The Phenomenology of Prey is a philosophical research project on the experience of daily violence linked to various modalities of predation (defined in an intersectional approach). What does it mean to be a prey at the turn of a street, a subway train, facing the police, in your boss’ office, in the intimacy of a bedroom? From the diversity of the daily experiences of these face to face encounters, how do we take care of ourselves in those moments when “normal” life is unstable? A common way to resist to this violence is to forget or underestimate what this violence does to us; how it makes us feel; how it makes us try to underestimate its effects on us, our bodies, and our lives.

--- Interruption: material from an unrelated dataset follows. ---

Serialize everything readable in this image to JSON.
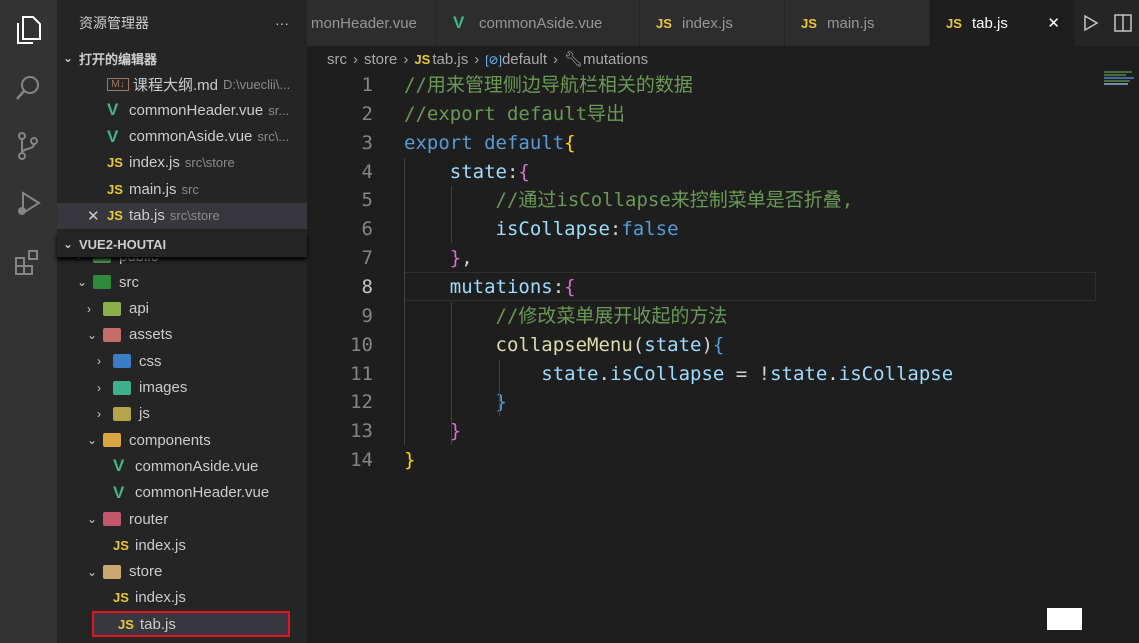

But, not listening to ourselves while remaining alert, by making so much effort to resist, and sometimes just survive, implies a grueling attention to others and what they can or want to do to us, so the prey becomes the hunter’s "experts."
Dorlin is a professor of Social and Political Philosophy at the University of Paris 8 Vincennes/Saint-Denis in France. In 2009, she won the bronze medal of the CNRS for her work on feminist theory and philosophy of gender. Recently, she was Visiting Associate Professor at the Critical Theory Program of the University of California, Berkeley (2010-2011). A specialist in the philosophy of Michel Foucault, Dorlin’s research also focuses on black feminist epistemology and Fanonian phenomenology. Her latest book Self-defense: A philosophy of violence (Paris, Zones éditions, 2017), winner of the 2018 Frantz Fanon Book Prize from the Caribbean Philosophical Association, is forthcoming in English (Verso).